As a leader a large part of your time is expended on others, and the time you have with ‘your self’ can be quite brief. I invite you into some ‘me’ time…grab a coffee and take 10 minutes to consider:
- ‘Who am I?...Who am I …really?”
- ‘What should I do with my life?”
- ‘Who or what do I want to become?”
- ‘What is the right thing to do?”
Ok so these are fundamental existential questions, they are about your identify and sense of direction and purpose in life. The offer to consider these in 10 minutes could be unrealistic because as humans we ask ourselves these questions on and off throughout our life. Central to each of us is the concern for living a meaningful and fulfilling life. If you are about to take a lunch break I invite you to grab your lunch and consider:
- Does your sense of self work for you?
- If you are a self, then how did you get to be the self you think you are?
- It is possible for you to be a different self?
- How would your life be different if you were a different self?
Some head spinning questions here that can throw you into a space of nothingness. However if you do not engage in an inquiry about ‘self’ you may take ‘self’ for granted. You may be blind to your own blindness about what you think of your self. If you are not willing to consider the possibility that you are blind in this area of your life you may well put limitations of your self and those you lead.
You may downplay your positive traits which can mean you give off a negative spin to something that is objectively good. This notion of your self is created in your language. According to Truett Anderson

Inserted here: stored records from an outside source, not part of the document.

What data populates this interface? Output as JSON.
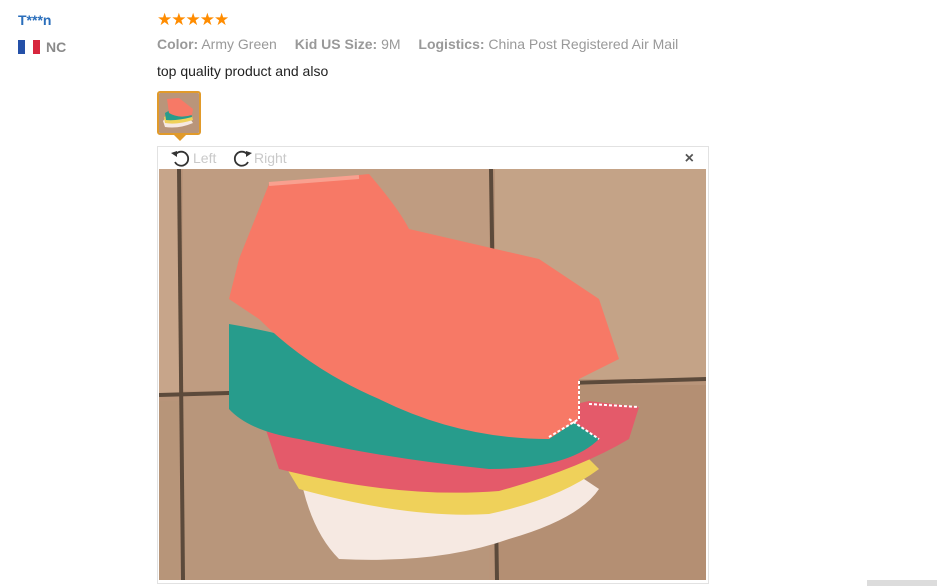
{
  "reviewer": {
    "name": "T***n",
    "country_code": "NC",
    "flag_colors": [
      "#2450a8",
      "#ffffff",
      "#d7263d"
    ]
  },
  "rating": {
    "stars": 5,
    "max": 5,
    "color": "#ff8c00"
  },
  "attributes": [
    {
      "key": "Color:",
      "value": "Army Green"
    },
    {
      "key": "Kid US Size:",
      "value": "9M"
    },
    {
      "key": "Logistics:",
      "value": "China Post Registered Air Mail"
    }
  ],
  "review_text": "top quality product and also",
  "viewer": {
    "rotate_left_label": "Left",
    "rotate_right_label": "Right",
    "close_symbol": "×"
  },
  "photo": {
    "subject": "stack-of-baby-bodysuits",
    "floor_color": "#b9957a",
    "garment_colors": [
      "#f77966",
      "#279c8c",
      "#e45a6a",
      "#efd15a",
      "#f6e9e2"
    ]
  }
}
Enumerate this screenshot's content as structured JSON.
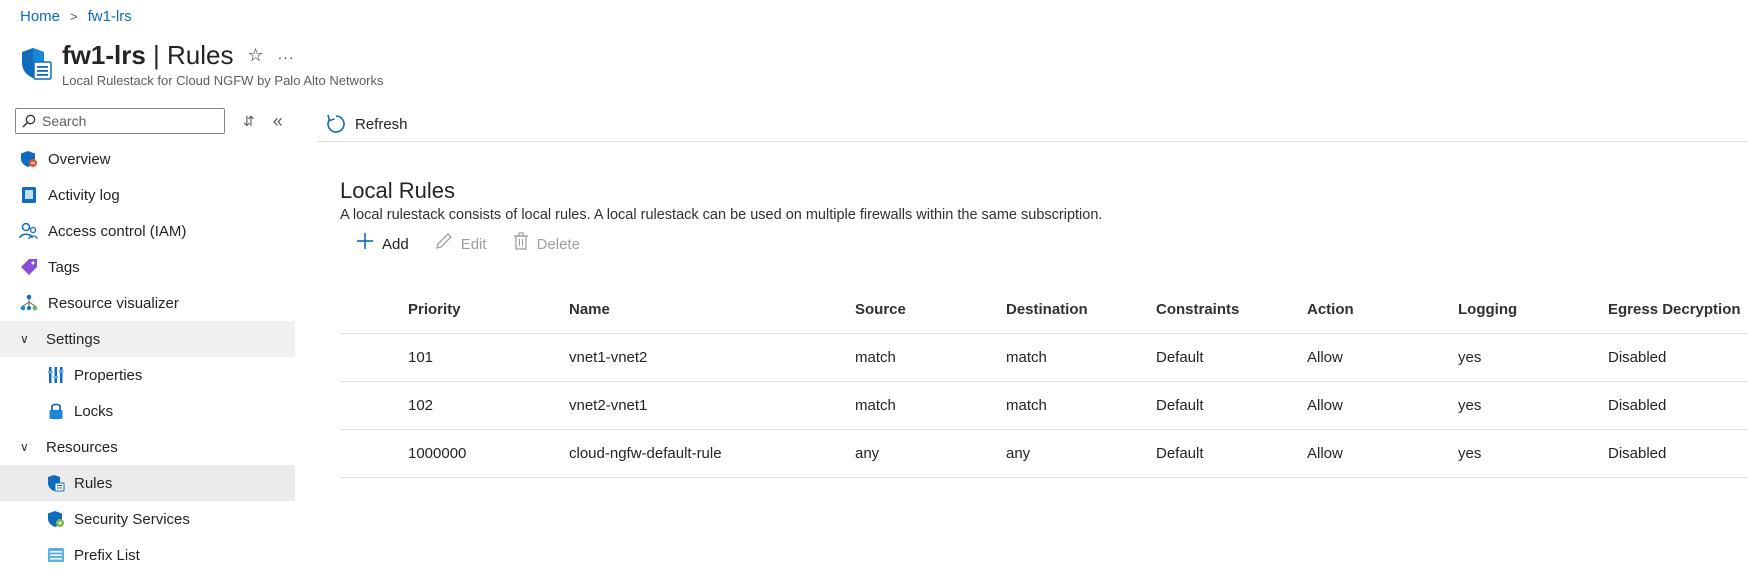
{
  "breadcrumb": {
    "home": "Home",
    "sep": ">",
    "current": "fw1-lrs"
  },
  "header": {
    "resource": "fw1-lrs",
    "separator": " | ",
    "page": "Rules",
    "subtitle": "Local Rulestack for Cloud NGFW by Palo Alto Networks",
    "star_icon": "☆",
    "more_icon": "···"
  },
  "sidebar": {
    "search_placeholder": "Search",
    "items": [
      {
        "label": "Overview",
        "icon": "overview-icon"
      },
      {
        "label": "Activity log",
        "icon": "activity-log-icon"
      },
      {
        "label": "Access control (IAM)",
        "icon": "iam-icon"
      },
      {
        "label": "Tags",
        "icon": "tag-icon"
      },
      {
        "label": "Resource visualizer",
        "icon": "resource-visualizer-icon"
      }
    ],
    "settings_group": "Settings",
    "settings_items": [
      {
        "label": "Properties",
        "icon": "properties-icon"
      },
      {
        "label": "Locks",
        "icon": "lock-icon"
      }
    ],
    "resources_group": "Resources",
    "resources_items": [
      {
        "label": "Rules",
        "icon": "rules-icon"
      },
      {
        "label": "Security Services",
        "icon": "security-services-icon"
      },
      {
        "label": "Prefix List",
        "icon": "prefix-list-icon"
      }
    ]
  },
  "command_bar": {
    "refresh_label": "Refresh"
  },
  "section": {
    "title": "Local Rules",
    "description": "A local rulestack consists of local rules. A local rulestack can be used on multiple firewalls within the same subscription."
  },
  "actions": {
    "add": "Add",
    "edit": "Edit",
    "delete": "Delete"
  },
  "table": {
    "columns": [
      "Priority",
      "Name",
      "Source",
      "Destination",
      "Constraints",
      "Action",
      "Logging",
      "Egress Decryption"
    ],
    "rows": [
      {
        "priority": "101",
        "name": "vnet1-vnet2",
        "source": "match",
        "destination": "match",
        "constraints": "Default",
        "action": "Allow",
        "logging": "yes",
        "egress": "Disabled"
      },
      {
        "priority": "102",
        "name": "vnet2-vnet1",
        "source": "match",
        "destination": "match",
        "constraints": "Default",
        "action": "Allow",
        "logging": "yes",
        "egress": "Disabled"
      },
      {
        "priority": "1000000",
        "name": "cloud-ngfw-default-rule",
        "source": "any",
        "destination": "any",
        "constraints": "Default",
        "action": "Allow",
        "logging": "yes",
        "egress": "Disabled"
      }
    ]
  },
  "colors": {
    "link": "#0f6cbd",
    "selected_bg": "#ebebeb",
    "group_bg": "#f0f0f0",
    "disabled": "#a19f9d"
  }
}
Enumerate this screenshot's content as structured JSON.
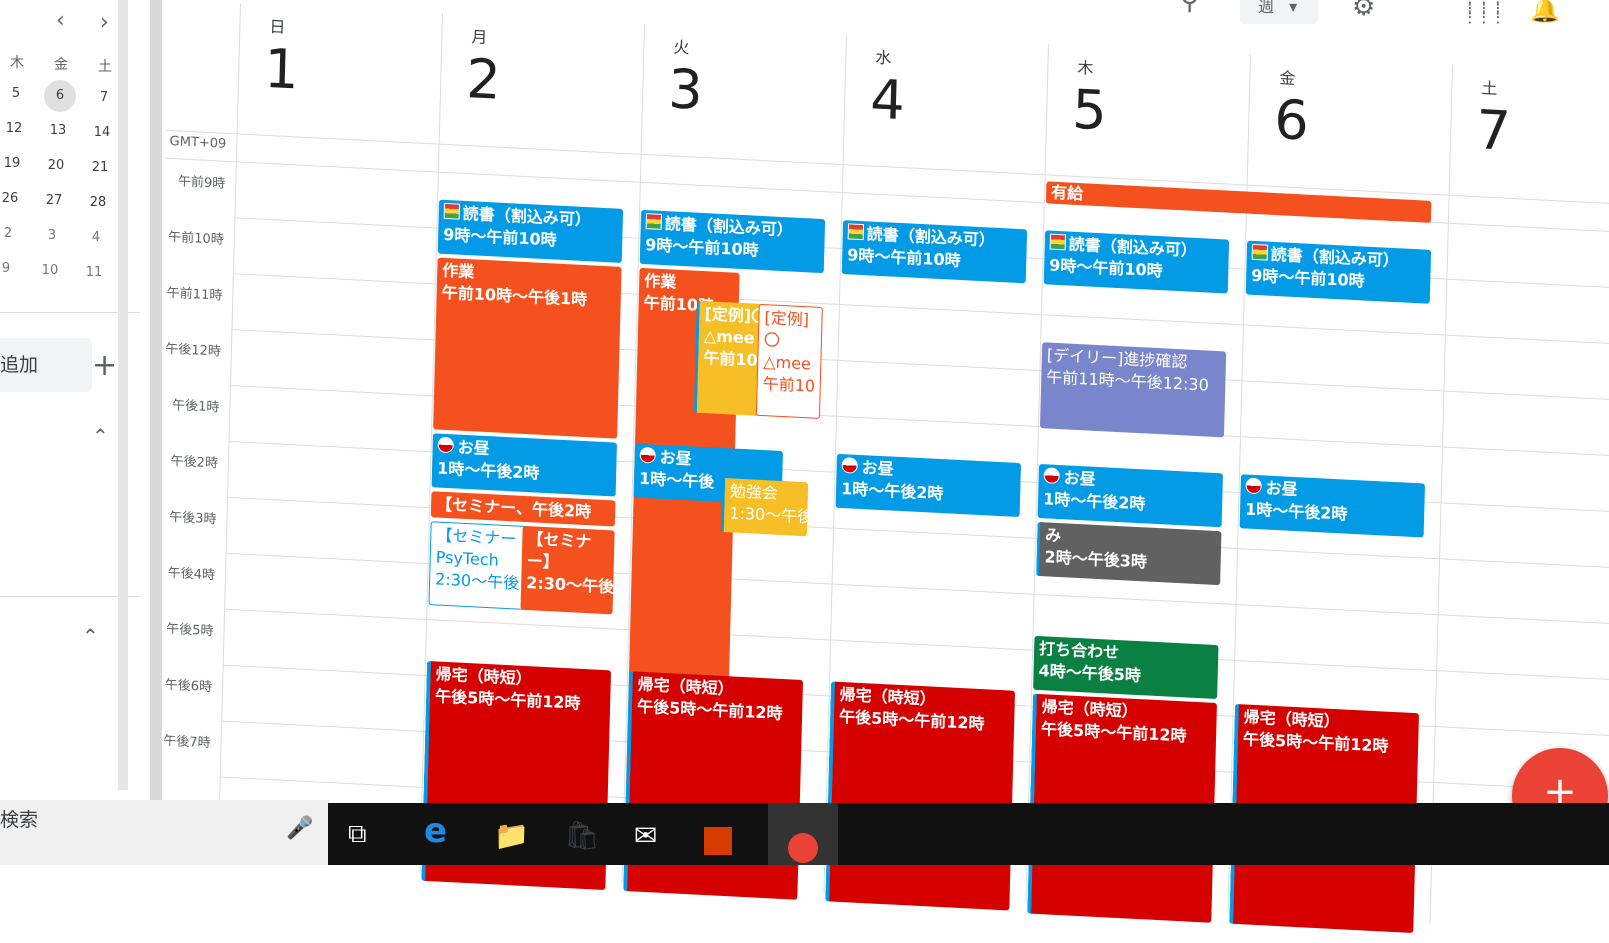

‘By self I mean the person that you construct with words and with the help of people around you. The human being is always changing, has no clear boundaries and cannot be described fully. The self craves stability, has a strong sense of boundaries and maintains its existence through a continuous act of descriptions. Your self takes over your consciousness so that you come to equate it with the human being that you are. You describe yourself by using language to identify with various things- your nationality, your profession, your place in the family”.
Sieler argues that the fundamental concept of the self can be seen as a story that you use to make sense of your ‘beingness’ as a human. However consider…the self is not a phenomenon which exists as an independent and absolute reality, your self is not fixed, permanent and unchanging, the self as a process of continual change reinvention and becoming and some time we have no self or egolessness.
Maybe take the weekend to consider “How well do the stories you hold of your self serve you as a leader?”